Aaron Hernandez had his whole life ahead of him. He was a 27-year-old professional football player for the New England Patriots, and he helped his team win the Super Bowl LI championship. He was at the height of his career, but he was in the pits behind the scenes. In 2015, the tight end was tried and convicted of first-degree murder, which meant that he killed his victim on purpose. "Hernandez was sentenced to life in prison without the possibility of parole for the murder of Odin L. Lloyd, who was dating the sister of Hernandez's fiancée, Shayanna Jenkins," an article from The New York Times states. He murdered Lloyd because the man was being friendly with his enemies.
Hernandez's motive was supposedly driven by rage, but his temper had been a problem from the start.
Before his rise to stardom, the young professional had grown up "in a tough neighborhood in Bristol, Conn." He found his outlet within the sports realm, but trouble followed him throughout the years. When he was playing in college, for example, he was involved in physical altercations and drug usage. However, he still had a shot at fame and fortune, and the NFL took a chance on the talented athlete. He rarely got a chance to shine.
Not only was he accused of killing Lloyd, he was also acquitted of a fatal "drive-by shooting just last Friday." The judge and jury rendered a much different verdict for his involvement with Lloyd's death, though. After his trial, he was sentenced to one of America's dangerous correctional facilities: The Souza-Baranowski Correctional Center.
He was later found in his cell hanging from the ceiling.
People were in disbelief, especially his loved ones. His friend, who goes by the Twitter handle Brian Murphy, believed Hernandez died of anything but suicide. "Absolutely no chance he took his own life. Chico was not a saint, but my family and I loved him and he would never take his own life," he tweets. Regardless of the autopsy report, Hernandez passed away a long time ago.

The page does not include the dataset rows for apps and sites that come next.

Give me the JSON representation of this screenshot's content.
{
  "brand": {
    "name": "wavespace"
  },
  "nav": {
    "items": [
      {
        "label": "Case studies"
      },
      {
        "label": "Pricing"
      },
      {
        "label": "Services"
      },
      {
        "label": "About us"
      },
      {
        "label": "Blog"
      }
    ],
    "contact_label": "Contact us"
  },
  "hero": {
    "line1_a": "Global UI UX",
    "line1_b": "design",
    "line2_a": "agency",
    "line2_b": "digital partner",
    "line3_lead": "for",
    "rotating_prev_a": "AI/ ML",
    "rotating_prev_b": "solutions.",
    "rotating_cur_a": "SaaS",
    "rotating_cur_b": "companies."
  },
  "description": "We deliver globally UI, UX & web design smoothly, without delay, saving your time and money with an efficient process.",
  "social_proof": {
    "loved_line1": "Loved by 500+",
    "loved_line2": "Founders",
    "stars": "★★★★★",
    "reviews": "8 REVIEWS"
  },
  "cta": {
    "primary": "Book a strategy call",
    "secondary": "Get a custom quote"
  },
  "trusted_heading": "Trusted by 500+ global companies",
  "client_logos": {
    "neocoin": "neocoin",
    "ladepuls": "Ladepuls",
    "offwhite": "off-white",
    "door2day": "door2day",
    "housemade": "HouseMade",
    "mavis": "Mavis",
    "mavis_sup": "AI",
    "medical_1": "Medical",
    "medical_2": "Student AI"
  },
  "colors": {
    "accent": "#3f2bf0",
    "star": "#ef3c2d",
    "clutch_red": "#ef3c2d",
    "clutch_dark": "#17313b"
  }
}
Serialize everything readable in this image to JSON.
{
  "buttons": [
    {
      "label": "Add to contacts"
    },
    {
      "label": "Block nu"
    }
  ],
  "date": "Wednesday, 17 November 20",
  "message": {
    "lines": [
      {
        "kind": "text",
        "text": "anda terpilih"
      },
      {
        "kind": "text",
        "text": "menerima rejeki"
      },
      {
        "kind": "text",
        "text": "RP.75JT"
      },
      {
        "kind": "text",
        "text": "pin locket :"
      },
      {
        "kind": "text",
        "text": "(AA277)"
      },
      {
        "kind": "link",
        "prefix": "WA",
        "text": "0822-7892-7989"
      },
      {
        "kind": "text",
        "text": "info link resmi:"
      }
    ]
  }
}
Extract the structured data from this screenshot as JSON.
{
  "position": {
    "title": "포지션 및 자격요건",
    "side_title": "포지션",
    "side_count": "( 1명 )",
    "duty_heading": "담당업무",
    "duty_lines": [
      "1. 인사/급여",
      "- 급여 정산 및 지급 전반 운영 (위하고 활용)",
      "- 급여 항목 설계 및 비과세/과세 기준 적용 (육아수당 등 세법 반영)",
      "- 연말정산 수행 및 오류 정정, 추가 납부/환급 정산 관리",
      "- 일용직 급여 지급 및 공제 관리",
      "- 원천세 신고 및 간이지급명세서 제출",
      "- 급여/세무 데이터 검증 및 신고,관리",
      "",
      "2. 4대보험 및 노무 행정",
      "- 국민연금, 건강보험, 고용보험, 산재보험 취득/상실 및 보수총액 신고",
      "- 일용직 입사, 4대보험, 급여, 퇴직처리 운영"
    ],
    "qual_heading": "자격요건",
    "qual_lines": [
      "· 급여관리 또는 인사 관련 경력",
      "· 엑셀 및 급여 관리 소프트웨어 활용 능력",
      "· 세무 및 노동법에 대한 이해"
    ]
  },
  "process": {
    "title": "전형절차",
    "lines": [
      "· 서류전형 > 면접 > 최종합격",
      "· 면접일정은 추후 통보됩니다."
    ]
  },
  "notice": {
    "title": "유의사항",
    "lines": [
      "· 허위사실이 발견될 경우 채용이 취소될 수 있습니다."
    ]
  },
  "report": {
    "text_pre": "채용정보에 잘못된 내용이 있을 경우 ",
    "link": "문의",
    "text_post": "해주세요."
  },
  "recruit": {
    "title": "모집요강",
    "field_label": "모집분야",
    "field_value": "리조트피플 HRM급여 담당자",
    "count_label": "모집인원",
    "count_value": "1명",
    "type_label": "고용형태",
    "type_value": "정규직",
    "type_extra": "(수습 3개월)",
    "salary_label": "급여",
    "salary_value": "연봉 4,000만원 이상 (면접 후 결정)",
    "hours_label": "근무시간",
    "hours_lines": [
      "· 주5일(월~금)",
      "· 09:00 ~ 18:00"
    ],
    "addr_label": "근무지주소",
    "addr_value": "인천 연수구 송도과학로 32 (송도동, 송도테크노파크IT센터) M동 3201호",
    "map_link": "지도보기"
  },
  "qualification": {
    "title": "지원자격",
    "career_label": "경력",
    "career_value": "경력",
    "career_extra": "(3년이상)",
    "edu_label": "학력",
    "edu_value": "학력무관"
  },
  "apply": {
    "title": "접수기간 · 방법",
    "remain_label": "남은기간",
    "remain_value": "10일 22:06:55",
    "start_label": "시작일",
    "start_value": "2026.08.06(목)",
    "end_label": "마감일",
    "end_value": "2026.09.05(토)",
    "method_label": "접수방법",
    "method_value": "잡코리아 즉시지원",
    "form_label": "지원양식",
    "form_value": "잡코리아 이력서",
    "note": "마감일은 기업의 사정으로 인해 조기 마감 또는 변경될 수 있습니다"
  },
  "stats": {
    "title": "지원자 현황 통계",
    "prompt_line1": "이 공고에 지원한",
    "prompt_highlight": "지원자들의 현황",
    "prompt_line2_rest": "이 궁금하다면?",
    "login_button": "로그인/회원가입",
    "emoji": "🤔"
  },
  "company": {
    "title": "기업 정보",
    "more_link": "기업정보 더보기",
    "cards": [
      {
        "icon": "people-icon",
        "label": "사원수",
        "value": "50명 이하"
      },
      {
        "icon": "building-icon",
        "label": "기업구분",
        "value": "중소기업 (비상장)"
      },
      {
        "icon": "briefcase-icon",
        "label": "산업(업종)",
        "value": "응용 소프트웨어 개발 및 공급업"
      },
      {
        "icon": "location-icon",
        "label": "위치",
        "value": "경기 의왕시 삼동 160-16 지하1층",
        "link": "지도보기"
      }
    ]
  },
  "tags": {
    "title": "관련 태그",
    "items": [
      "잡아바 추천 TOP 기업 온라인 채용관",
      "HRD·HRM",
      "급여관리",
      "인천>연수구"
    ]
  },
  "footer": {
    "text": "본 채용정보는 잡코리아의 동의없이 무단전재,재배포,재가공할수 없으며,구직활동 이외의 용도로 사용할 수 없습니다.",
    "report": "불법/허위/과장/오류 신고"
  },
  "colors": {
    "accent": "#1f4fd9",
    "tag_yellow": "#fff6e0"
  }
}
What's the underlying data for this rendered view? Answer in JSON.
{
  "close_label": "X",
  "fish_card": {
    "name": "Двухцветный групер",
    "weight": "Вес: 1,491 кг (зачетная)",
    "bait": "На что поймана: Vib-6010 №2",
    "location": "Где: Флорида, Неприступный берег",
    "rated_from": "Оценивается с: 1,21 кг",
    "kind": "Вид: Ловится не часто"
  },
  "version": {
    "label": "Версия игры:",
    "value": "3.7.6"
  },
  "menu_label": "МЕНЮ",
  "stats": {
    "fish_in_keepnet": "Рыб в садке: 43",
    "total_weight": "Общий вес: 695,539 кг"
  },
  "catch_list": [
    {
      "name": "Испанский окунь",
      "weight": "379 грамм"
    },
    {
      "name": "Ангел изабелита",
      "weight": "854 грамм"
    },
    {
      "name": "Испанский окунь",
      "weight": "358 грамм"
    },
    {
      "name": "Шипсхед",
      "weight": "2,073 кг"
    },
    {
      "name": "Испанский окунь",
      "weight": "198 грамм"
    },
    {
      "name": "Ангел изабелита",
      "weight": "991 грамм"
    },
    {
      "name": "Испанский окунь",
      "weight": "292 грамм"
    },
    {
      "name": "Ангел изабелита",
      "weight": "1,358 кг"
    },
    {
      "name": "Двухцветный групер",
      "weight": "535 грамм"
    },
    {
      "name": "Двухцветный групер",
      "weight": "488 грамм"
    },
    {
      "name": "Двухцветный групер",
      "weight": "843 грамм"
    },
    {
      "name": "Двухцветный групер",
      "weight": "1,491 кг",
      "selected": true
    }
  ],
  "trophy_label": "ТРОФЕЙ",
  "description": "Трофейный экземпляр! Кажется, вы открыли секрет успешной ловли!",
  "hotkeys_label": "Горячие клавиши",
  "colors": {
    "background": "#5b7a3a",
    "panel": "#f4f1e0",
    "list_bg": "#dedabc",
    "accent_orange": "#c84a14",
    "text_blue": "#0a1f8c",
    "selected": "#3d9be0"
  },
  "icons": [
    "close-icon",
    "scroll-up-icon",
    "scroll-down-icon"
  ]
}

Absolutely no chance he took his own life. Chico was not a saint, but my family and I loved him and he would never take his own life.— Brian Murphy (@A1Murph) April 19, 2017
May the families and friends of the deceased find their peace.